1 Answer | Add Yours
Romanticism in Music was an extension of the Classical era that it followed. Essentially, it was the increase in emotional content and use of "tone colours" and the decrease in strict form and structure. There was also an increase in nationalism in music.
Composers started to write orchestral music that was programatic, ie, music that tells a story, describes an idea or an emotion. To say that the Romantic Era and the Classical Era were completely different eras however is wrong. All of the same characteristics were there. Orchestration was similar, as was the make up of the orchestra itself, just the orchestras used by romantic composers was larger.
One main difference was the increased use of chromaticism in Romantic music and as the era progressed this shifted entirely from the Chord I, IV, V progression of the Baroque and Classical to the almost free form chord progessions of the late 19th century.
As for major representatives, Beethoven was one of the first and his nine symphonies beautifully show the transition from Classical to Romantic styles of writing. Chopin and Liszt for the romantic piano solos, Wagner for opera, Berlioz and Bartok for Orchestration. Tchaicovsky was in there for piano, romantic ballet, orchestration. Debussy and Ravel for impressionism and some of the late romantic composers such as Rachmaninov and Holst wrote some of the most beautiful music on earth (my opinion).
Hopefully that gives you some places to start looking further.
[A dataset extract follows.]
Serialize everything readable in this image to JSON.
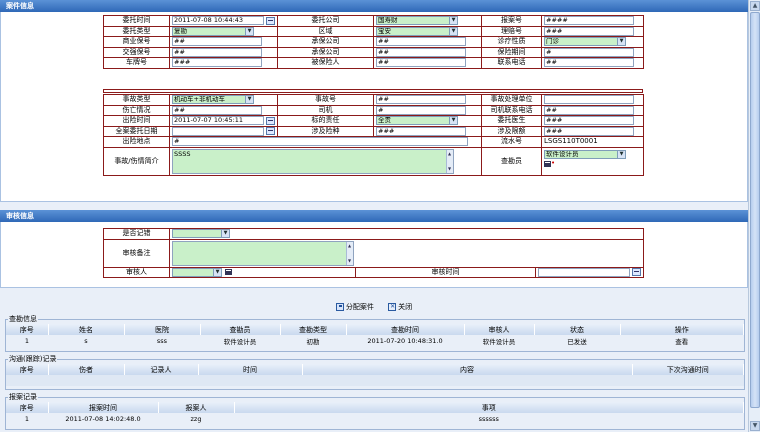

Program music, nationalism and Impressionism were the 3 major movements of the Romantic era so in any assignment, I'd start looking there.
We’ve answered 318,928 questions. We can answer yours, too.Ask a question